Fell Swoop has conducted many usability tests that involved using Facebook to login to a website or mobile app. It’s always been interesting to watch how people react to this feature.
Many people had no problem with the idea of logging in via Facebook, in fact some preferred it to creating a new account. And of course, there were always those who had concerns with this feature. Usually it was related to privacy — people weren’t comfortable with giving additional information to Facebook. People also told us they were concerned with spamming their friends. Even when explicitly told that the application would not post on their behalf they were reluctant to trust it. Even with these concerns some people would connect via Facebook anyway.
Over the past 18 months this split has been pretty close to 50/50. Attitudes would skew one way or another depending on the personas involved but overall the trends seemed pretty consistent.
Nearly 90% of the participants indicated they would not login with Facebook.
And then last week we ran another test that involved Facebook Connect. It had been at least two months since the last one, but we weren’t really expecting attitudes to have changed that much. Nearly 90% of the participants indicated they would not login with Facebook. Some indicated they would look for an alternative, such as email, but many said the would just leave and abandon their task.
At first this was surprising, but as we thought about it we realized Facebook has been receiving a lot of negative press recently. Their IPO didn’t go the way many people expected and concerns over digital privacy as a whole are often making headlines.

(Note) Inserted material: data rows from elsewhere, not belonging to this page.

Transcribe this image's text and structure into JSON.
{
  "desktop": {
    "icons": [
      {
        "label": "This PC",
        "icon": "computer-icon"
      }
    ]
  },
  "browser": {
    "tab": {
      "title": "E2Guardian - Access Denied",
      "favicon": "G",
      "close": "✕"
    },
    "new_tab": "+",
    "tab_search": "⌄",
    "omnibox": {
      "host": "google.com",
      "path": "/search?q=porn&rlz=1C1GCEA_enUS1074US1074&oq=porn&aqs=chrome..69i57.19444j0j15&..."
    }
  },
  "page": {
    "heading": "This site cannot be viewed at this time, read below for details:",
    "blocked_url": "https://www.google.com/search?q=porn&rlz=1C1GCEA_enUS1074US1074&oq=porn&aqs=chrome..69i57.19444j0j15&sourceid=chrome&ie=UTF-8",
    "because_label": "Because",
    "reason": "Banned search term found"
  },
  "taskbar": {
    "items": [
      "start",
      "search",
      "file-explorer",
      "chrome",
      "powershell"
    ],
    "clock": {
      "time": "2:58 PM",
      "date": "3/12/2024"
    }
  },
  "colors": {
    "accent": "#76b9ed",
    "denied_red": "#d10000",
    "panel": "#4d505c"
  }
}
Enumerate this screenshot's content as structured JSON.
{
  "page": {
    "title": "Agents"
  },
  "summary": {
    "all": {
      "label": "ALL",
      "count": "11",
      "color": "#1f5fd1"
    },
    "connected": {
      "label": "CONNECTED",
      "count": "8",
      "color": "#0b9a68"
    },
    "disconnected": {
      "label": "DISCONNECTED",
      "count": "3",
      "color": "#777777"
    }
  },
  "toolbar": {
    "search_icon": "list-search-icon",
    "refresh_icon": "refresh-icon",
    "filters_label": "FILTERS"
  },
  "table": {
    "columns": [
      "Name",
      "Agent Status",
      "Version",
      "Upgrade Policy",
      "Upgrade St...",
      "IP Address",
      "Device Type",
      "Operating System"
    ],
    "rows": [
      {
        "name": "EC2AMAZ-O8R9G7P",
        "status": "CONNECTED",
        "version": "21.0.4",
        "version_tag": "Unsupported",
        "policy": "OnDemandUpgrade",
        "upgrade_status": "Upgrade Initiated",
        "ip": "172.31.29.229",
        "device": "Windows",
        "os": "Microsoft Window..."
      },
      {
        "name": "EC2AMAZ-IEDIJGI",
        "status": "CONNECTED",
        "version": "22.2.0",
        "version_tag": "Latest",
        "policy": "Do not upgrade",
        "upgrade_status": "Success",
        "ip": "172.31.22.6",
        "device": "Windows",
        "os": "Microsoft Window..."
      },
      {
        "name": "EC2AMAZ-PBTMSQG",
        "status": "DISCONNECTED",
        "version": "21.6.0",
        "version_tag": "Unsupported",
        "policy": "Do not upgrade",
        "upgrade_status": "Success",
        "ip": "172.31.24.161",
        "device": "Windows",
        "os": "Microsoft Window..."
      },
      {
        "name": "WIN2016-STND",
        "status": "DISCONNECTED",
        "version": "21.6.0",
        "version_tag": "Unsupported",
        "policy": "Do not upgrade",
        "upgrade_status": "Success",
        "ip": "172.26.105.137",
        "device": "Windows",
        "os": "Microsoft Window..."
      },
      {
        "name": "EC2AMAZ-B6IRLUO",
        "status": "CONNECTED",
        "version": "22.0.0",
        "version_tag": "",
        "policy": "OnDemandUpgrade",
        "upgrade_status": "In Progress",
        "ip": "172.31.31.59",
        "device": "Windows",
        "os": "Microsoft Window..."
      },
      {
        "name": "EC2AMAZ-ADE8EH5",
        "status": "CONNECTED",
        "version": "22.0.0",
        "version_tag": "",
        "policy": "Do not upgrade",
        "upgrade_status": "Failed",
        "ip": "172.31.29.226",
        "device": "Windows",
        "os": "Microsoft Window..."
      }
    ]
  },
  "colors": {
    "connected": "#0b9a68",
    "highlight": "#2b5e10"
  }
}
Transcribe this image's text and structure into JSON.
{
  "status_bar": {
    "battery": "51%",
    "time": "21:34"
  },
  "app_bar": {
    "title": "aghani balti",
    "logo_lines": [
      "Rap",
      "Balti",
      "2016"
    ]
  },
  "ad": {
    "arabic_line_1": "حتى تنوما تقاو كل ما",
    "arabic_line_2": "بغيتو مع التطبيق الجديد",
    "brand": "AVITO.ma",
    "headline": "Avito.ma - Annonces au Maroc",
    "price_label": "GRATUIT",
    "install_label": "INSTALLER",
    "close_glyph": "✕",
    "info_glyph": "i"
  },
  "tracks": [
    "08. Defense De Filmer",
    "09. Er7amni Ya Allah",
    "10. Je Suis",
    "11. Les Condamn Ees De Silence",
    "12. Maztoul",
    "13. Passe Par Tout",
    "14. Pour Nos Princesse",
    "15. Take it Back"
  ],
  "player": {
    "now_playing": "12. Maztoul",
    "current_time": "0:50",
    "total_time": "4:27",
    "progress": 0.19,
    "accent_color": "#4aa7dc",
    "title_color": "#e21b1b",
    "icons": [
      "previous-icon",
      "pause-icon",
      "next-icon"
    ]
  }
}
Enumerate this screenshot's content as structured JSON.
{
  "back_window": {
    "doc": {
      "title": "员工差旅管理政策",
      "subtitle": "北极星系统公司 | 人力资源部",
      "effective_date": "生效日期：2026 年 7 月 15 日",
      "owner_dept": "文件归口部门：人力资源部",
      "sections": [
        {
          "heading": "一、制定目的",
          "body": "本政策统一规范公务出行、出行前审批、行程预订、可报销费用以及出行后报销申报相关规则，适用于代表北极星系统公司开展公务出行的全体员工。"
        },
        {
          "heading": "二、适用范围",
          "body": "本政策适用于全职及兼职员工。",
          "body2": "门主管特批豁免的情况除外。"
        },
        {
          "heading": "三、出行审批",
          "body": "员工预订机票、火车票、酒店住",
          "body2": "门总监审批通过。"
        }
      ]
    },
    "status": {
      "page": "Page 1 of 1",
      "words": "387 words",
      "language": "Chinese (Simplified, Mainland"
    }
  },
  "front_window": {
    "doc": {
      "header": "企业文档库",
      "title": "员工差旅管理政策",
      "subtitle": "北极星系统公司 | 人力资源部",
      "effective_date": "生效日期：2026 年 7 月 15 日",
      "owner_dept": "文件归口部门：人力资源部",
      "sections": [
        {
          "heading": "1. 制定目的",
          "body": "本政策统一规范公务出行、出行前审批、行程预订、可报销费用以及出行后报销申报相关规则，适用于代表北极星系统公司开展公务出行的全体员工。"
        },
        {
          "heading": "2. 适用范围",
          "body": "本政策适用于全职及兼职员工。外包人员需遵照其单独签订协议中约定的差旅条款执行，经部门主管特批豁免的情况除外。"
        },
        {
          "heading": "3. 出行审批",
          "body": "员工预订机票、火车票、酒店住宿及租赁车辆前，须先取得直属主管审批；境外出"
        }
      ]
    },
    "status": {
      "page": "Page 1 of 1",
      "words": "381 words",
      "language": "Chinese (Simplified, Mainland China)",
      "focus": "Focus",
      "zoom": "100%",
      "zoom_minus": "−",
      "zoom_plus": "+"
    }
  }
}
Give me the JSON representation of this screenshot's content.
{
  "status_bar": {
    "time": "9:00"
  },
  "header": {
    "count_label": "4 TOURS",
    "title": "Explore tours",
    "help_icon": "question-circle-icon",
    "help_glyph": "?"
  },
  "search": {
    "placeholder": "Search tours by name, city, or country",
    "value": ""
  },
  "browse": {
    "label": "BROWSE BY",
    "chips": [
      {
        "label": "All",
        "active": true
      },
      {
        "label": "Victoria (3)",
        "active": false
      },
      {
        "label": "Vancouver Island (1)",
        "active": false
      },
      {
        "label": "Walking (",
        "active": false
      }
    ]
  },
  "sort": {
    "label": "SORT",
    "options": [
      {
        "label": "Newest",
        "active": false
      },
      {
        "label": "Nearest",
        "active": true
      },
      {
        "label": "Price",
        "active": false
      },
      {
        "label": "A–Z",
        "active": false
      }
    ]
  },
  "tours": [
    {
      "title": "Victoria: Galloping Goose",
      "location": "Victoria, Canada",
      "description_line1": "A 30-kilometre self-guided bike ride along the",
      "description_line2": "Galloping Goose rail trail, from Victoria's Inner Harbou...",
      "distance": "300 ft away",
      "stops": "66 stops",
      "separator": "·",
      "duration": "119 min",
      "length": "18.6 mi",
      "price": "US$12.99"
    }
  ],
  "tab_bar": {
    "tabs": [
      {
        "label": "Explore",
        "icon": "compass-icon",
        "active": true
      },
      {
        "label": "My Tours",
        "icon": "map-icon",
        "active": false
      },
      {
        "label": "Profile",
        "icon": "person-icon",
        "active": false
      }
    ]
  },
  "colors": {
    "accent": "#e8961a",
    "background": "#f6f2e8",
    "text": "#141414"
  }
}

It’s too early to tell if these results were an outlier or if attitudes have truly shifted, but it’s certainly something we will be watching closely.